Top of SOURCE DATA
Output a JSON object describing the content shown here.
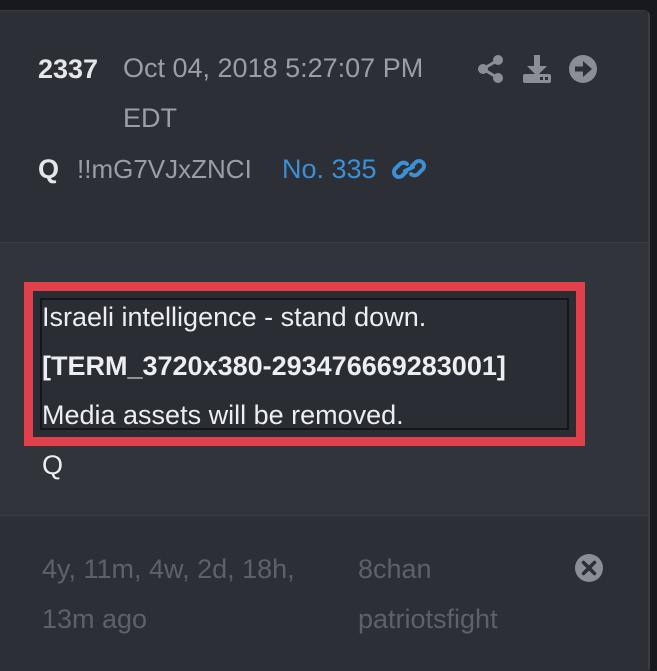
{
  "post": {
    "number": "2337",
    "date": "Oct 04, 2018 5:27:07 PM EDT",
    "author": "Q",
    "tripcode": "!!mG7VJxZNCI",
    "post_link": "No. 335"
  },
  "icons": {
    "share": "share-icon",
    "download": "download-icon",
    "forward": "arrow-right-circle-icon",
    "link": "link-icon",
    "close": "close-circle-icon"
  },
  "message": {
    "lines": [
      "Israeli intelligence - stand down.",
      "[TERM_3720x380-293476669283001]",
      "Media assets will be removed.",
      "Q"
    ]
  },
  "footer": {
    "age": "4y, 11m, 4w, 2d, 18h, 13m ago",
    "board_line1": "8chan",
    "board_line2": "patriotsfight"
  },
  "colors": {
    "background": "#2c2f36",
    "highlight_border": "#e0404a",
    "link": "#3d8fd6"
  }
}
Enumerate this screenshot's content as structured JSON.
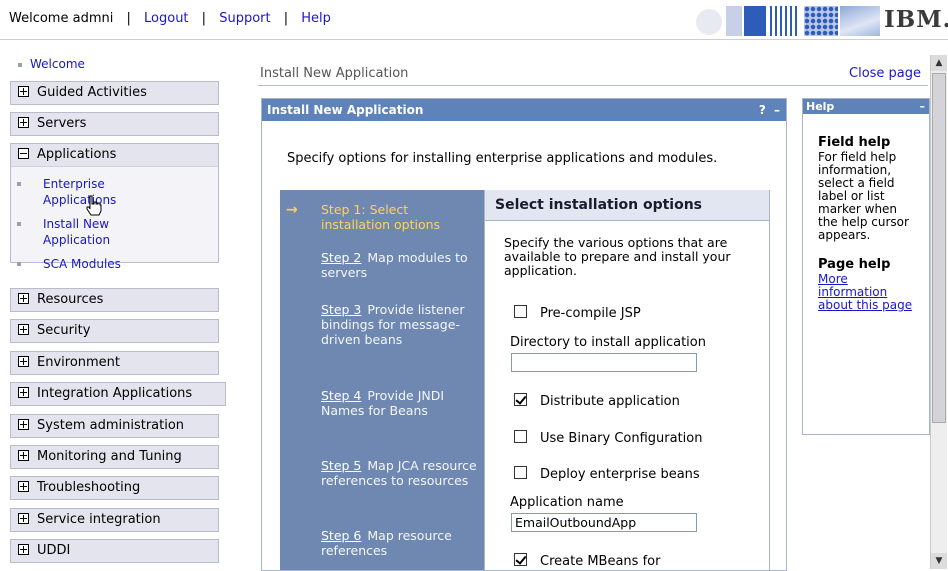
{
  "topbar": {
    "welcome": "Welcome admni",
    "logout": "Logout",
    "support": "Support",
    "help": "Help",
    "separator": "|",
    "brand": "IBM."
  },
  "nav": {
    "welcome": "Welcome",
    "categories": {
      "guided": "Guided Activities",
      "servers": "Servers",
      "applications": "Applications",
      "resources": "Resources",
      "security": "Security",
      "environment": "Environment",
      "integration": "Integration Applications",
      "sysadmin": "System administration",
      "monitoring": "Monitoring and Tuning",
      "troubleshooting": "Troubleshooting",
      "service": "Service integration",
      "uddi": "UDDI"
    },
    "app_items": {
      "enterprise_1": "Enterprise",
      "enterprise_2": "Applications",
      "install_1": "Install New",
      "install_2": "Application",
      "sca": "SCA Modules"
    }
  },
  "main": {
    "title": "Install New Application",
    "close_page": "Close page"
  },
  "panel": {
    "header": "Install New Application",
    "ctrl_help": "?",
    "ctrl_min": "–",
    "intro": "Specify options for installing enterprise applications and modules.",
    "steps": {
      "s1": "Step 1: Select installation options",
      "s2_link": "Step 2",
      "s2_text": "Map modules to servers",
      "s3_link": "Step 3",
      "s3_text": "Provide listener bindings for message-driven beans",
      "s4_link": "Step 4",
      "s4_text": "Provide JNDI Names for Beans",
      "s5_link": "Step 5",
      "s5_text": "Map JCA resource references to resources",
      "s6_link": "Step 6",
      "s6_text": "Map resource references"
    },
    "options": {
      "title": "Select installation options",
      "desc": "Specify the various options that are available to prepare and install your application.",
      "precompile": "Pre-compile JSP",
      "directory_label": "Directory to install application",
      "directory_value": "",
      "distribute": "Distribute application",
      "binary": "Use Binary Configuration",
      "deploy": "Deploy enterprise beans",
      "appname_label": "Application name",
      "appname_value": "EmailOutboundApp",
      "mbeans": "Create MBeans for"
    },
    "checkbox_states": {
      "precompile": false,
      "distribute": true,
      "binary": false,
      "deploy": false,
      "mbeans": true
    }
  },
  "help": {
    "header": "Help",
    "min": "–",
    "field_title": "Field help",
    "field_text": "For field help information, select a field label or list marker when the help cursor appears.",
    "page_title": "Page help",
    "page_link": "More information about this page"
  },
  "colors": {
    "header_blue": "#5d83ba",
    "steps_blue": "#6f88b2",
    "link_blue": "#1a17c9",
    "current_step": "#ffd35a"
  }
}
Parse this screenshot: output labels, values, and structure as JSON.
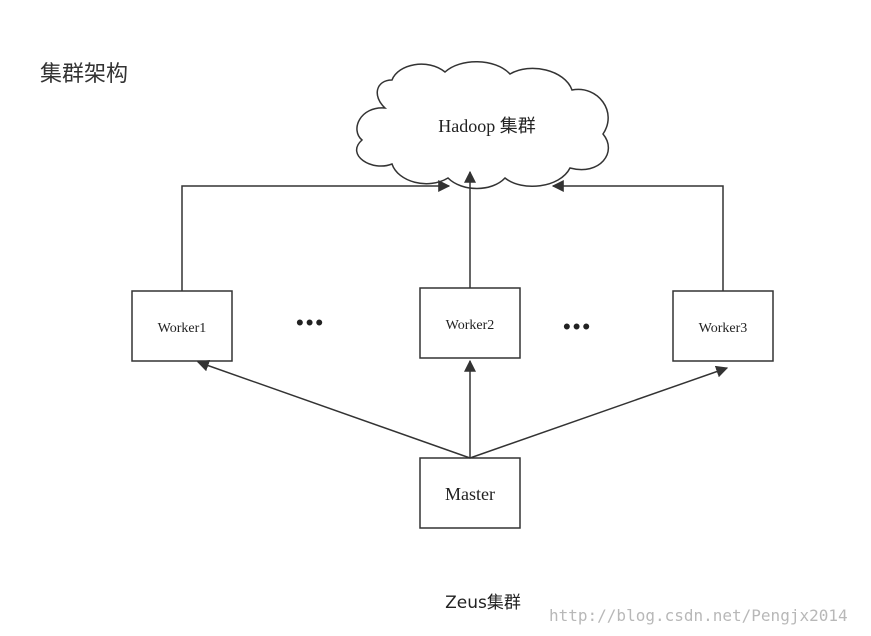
{
  "heading": "集群架构",
  "cloud": {
    "label": "Hadoop 集群"
  },
  "workers": [
    "Worker1",
    "Worker2",
    "Worker3"
  ],
  "master": {
    "label": "Master"
  },
  "ellipsis": "•••",
  "caption": "Zeus集群",
  "watermark": "http://blog.csdn.net/Pengjx2014"
}
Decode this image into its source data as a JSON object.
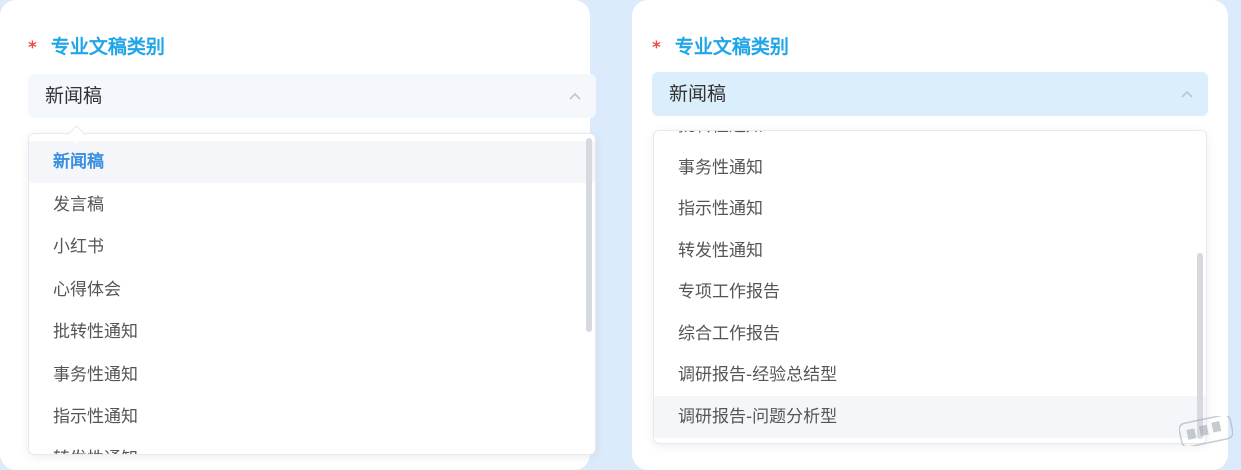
{
  "left_panel": {
    "label_required_mark": "*",
    "label": "专业文稿类别",
    "selected_value": "新闻稿",
    "options": [
      "新闻稿",
      "发言稿",
      "小红书",
      "心得体会",
      "批转性通知",
      "事务性通知",
      "指示性通知",
      "转发性通知"
    ]
  },
  "right_panel": {
    "label_required_mark": "*",
    "label": "专业文稿类别",
    "selected_value": "新闻稿",
    "options": [
      "批转性通知",
      "事务性通知",
      "指示性通知",
      "转发性通知",
      "专项工作报告",
      "综合工作报告",
      "调研报告-经验总结型",
      "调研报告-问题分析型"
    ]
  },
  "colors": {
    "label": "#1fa6e8",
    "required": "#ef4b4b",
    "selected_option": "#3b8fe0",
    "option_text": "#555555"
  }
}
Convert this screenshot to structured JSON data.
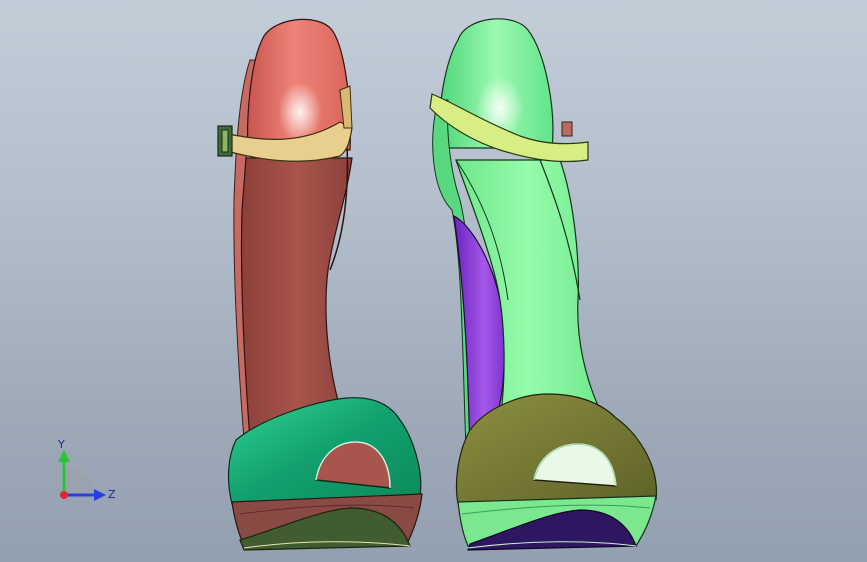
{
  "viewport": {
    "background_top": "#c3cdd8",
    "background_bottom": "#93a0b0"
  },
  "models": [
    {
      "name": "left-shoe",
      "colors": {
        "shank": "#9e4d45",
        "toe": "#e8766b",
        "strap": "#e6c98a",
        "peep_toe": "#1fae7a",
        "sole": "#4d6a3a",
        "platform": "#8a4a44"
      }
    },
    {
      "name": "right-shoe",
      "colors": {
        "shank": "#7ef59a",
        "toe": "#5ee38a",
        "strap": "#d7ee85",
        "inner": "#8e3fd6",
        "peep_toe": "#747834",
        "sole": "#3a1f6e",
        "platform": "#7be890"
      }
    }
  ],
  "triad": {
    "y_label": "Y",
    "z_label": "Z",
    "y_color": "#29c43a",
    "z_color": "#2b3ee0",
    "x_color": "#e0282b"
  }
}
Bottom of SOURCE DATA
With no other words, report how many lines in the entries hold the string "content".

TASK OUTPUT
2